**What the exercise asks:** Every entry that follows should be output exactly, and every image in it left out.

App and web page records:
↓↓↓

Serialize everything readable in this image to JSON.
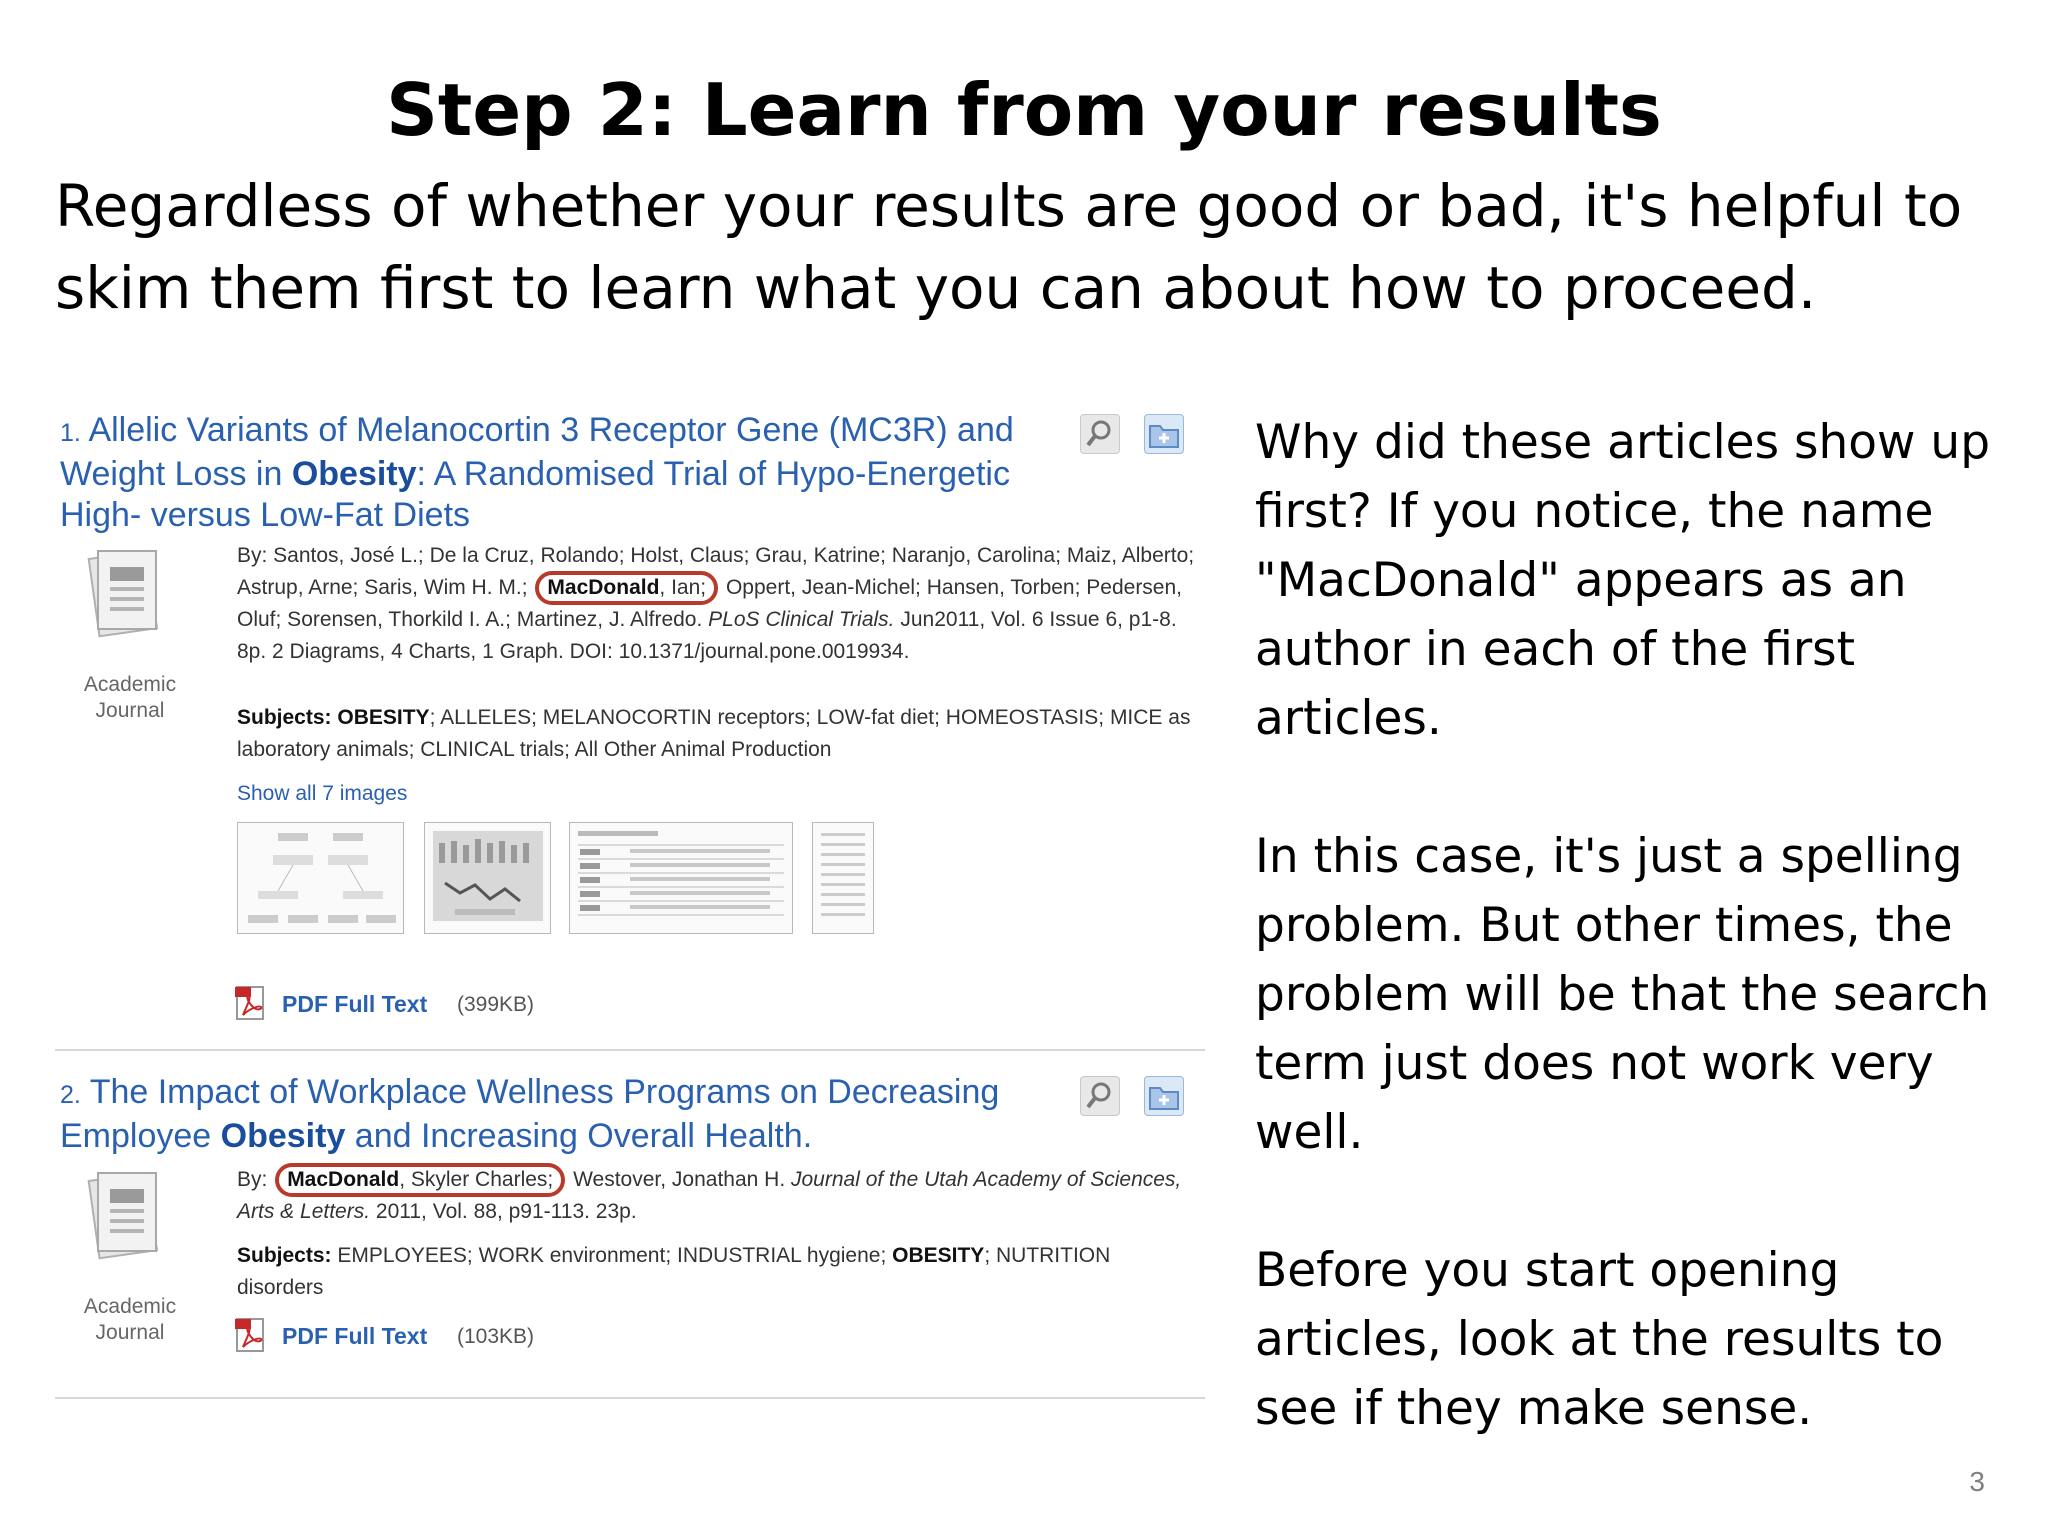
{
  "slide": {
    "title": "Step 2: Learn from your results",
    "intro": "Regardless of whether your results are good or bad, it's helpful to skim them first to learn what you can about how to proceed.",
    "page_number": "3"
  },
  "side_notes": [
    "Why did these articles show up first? If you notice, the name \"MacDonald\" appears as an author in each of the first articles.",
    "In this case, it's just a spelling problem. But other times, the problem will be that the search term just does not work very well.",
    "Before you start opening articles, look at the results to see if they make sense."
  ],
  "results": [
    {
      "number": "1.",
      "title_pre": "Allelic Variants of Melanocortin 3 Receptor Gene (MC3R) and Weight Loss in ",
      "title_bold": "Obesity",
      "title_post": ": A Randomised Trial of Hypo-Energetic High- versus Low-Fat Diets",
      "type_label_1": "Academic",
      "type_label_2": "Journal",
      "authors_pre": "By: Santos, José L.; De la Cruz, Rolando; Holst, Claus; Grau, Katrine; Naranjo, Carolina; Maiz, Alberto; Astrup, Arne; Saris, Wim H. M.;",
      "authors_hl_bold": "MacDonald",
      "authors_hl_rest": ", Ian;",
      "authors_post": "Oppert, Jean-Michel; Hansen, Torben; Pedersen, Oluf; Sorensen, Thorkild I. A.; Martinez, J. Alfredo.",
      "journal": "PLoS Clinical Trials.",
      "details": "Jun2011, Vol. 6 Issue 6, p1-8. 8p. 2 Diagrams, 4 Charts, 1 Graph. DOI: 10.1371/journal.pone.0019934.",
      "subjects_label": "Subjects:",
      "subjects_bold_1": "OBESITY",
      "subjects_text": "; ALLELES; MELANOCORTIN receptors; LOW-fat diet; HOMEOSTASIS; MICE as laboratory animals; CLINICAL trials; All Other Animal Production",
      "show_images": "Show all 7 images",
      "pdf_label": "PDF Full Text",
      "pdf_size": "(399KB)"
    },
    {
      "number": "2.",
      "title_pre": "The Impact of Workplace Wellness Programs on Decreasing Employee ",
      "title_bold": "Obesity",
      "title_post": " and Increasing Overall Health.",
      "type_label_1": "Academic",
      "type_label_2": "Journal",
      "authors_pre": "By:",
      "authors_hl_bold": "MacDonald",
      "authors_hl_rest": ", Skyler Charles;",
      "authors_post": "Westover, Jonathan H.",
      "journal": "Journal of the Utah Academy of Sciences, Arts & Letters.",
      "details": "2011, Vol. 88, p91-113. 23p.",
      "subjects_label": "Subjects:",
      "subjects_text_a": "EMPLOYEES; WORK environment; INDUSTRIAL hygiene; ",
      "subjects_bold_1": "OBESITY",
      "subjects_text_b": "; NUTRITION disorders",
      "pdf_label": "PDF Full Text",
      "pdf_size": "(103KB)"
    }
  ],
  "colors": {
    "link": "#2a60b0",
    "highlight_circle": "#b83a2a",
    "slide_number": "#7f7f7f"
  },
  "icons": {
    "preview": "magnifier-icon",
    "folder": "add-to-folder-icon",
    "doc": "academic-journal-icon",
    "pdf": "pdf-icon"
  }
}
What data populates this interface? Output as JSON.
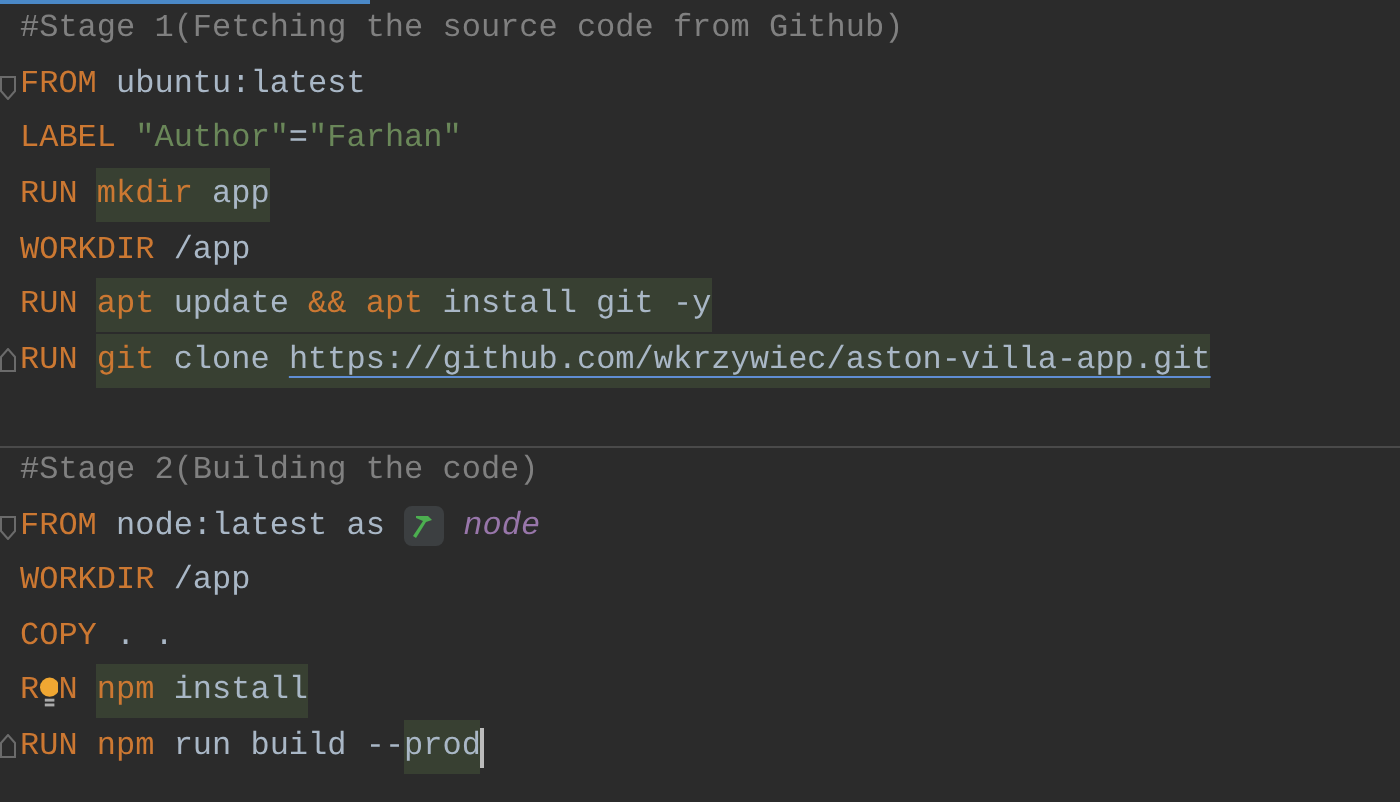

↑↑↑

**Expected answer:**
Serialize everything readable in this image to JSON.
{
  "slide": {
    "title": "Step 2: Learn from your results",
    "intro": "Regardless of whether your results are good or bad, it's helpful to skim them first to learn what you can about how to proceed.",
    "page_number": "3"
  },
  "side_notes": [
    "Why did these articles show up first? If you notice, the name \"MacDonald\" appears as an author in each of the first articles.",
    "In this case, it's just a spelling problem. But other times, the problem will be that the search term just does not work very well.",
    "Before you start opening articles, look at the results to see if they make sense."
  ],
  "results": [
    {
      "number": "1.",
      "title_pre": "Allelic Variants of Melanocortin 3 Receptor Gene (MC3R) and Weight Loss in ",
      "title_bold": "Obesity",
      "title_post": ": A Randomised Trial of Hypo-Energetic High- versus Low-Fat Diets",
      "type_label_1": "Academic",
      "type_label_2": "Journal",
      "authors_pre": "By: Santos, José L.; De la Cruz, Rolando; Holst, Claus; Grau, Katrine; Naranjo, Carolina; Maiz, Alberto; Astrup, Arne; Saris, Wim H. M.;",
      "authors_hl_bold": "MacDonald",
      "authors_hl_rest": ", Ian;",
      "authors_post": "Oppert, Jean-Michel; Hansen, Torben; Pedersen, Oluf; Sorensen, Thorkild I. A.; Martinez, J. Alfredo.",
      "journal": "PLoS Clinical Trials.",
      "details": "Jun2011, Vol. 6 Issue 6, p1-8. 8p. 2 Diagrams, 4 Charts, 1 Graph. DOI: 10.1371/journal.pone.0019934.",
      "subjects_label": "Subjects:",
      "subjects_bold_1": "OBESITY",
      "subjects_text": "; ALLELES; MELANOCORTIN receptors; LOW-fat diet; HOMEOSTASIS; MICE as laboratory animals; CLINICAL trials; All Other Animal Production",
      "show_images": "Show all 7 images",
      "pdf_label": "PDF Full Text",
      "pdf_size": "(399KB)"
    },
    {
      "number": "2.",
      "title_pre": "The Impact of Workplace Wellness Programs on Decreasing Employee ",
      "title_bold": "Obesity",
      "title_post": " and Increasing Overall Health.",
      "type_label_1": "Academic",
      "type_label_2": "Journal",
      "authors_pre": "By:",
      "authors_hl_bold": "MacDonald",
      "authors_hl_rest": ", Skyler Charles;",
      "authors_post": "Westover, Jonathan H.",
      "journal": "Journal of the Utah Academy of Sciences, Arts & Letters.",
      "details": "2011, Vol. 88, p91-113. 23p.",
      "subjects_label": "Subjects:",
      "subjects_text_a": "EMPLOYEES; WORK environment; INDUSTRIAL hygiene; ",
      "subjects_bold_1": "OBESITY",
      "subjects_text_b": "; NUTRITION disorders",
      "pdf_label": "PDF Full Text",
      "pdf_size": "(103KB)"
    }
  ],
  "colors": {
    "link": "#2a60b0",
    "highlight_circle": "#b83a2a",
    "slide_number": "#7f7f7f"
  },
  "icons": {
    "preview": "magnifier-icon",
    "folder": "add-to-folder-icon",
    "doc": "academic-journal-icon",
    "pdf": "pdf-icon"
  }
}
What data populates this interface? Output as JSON.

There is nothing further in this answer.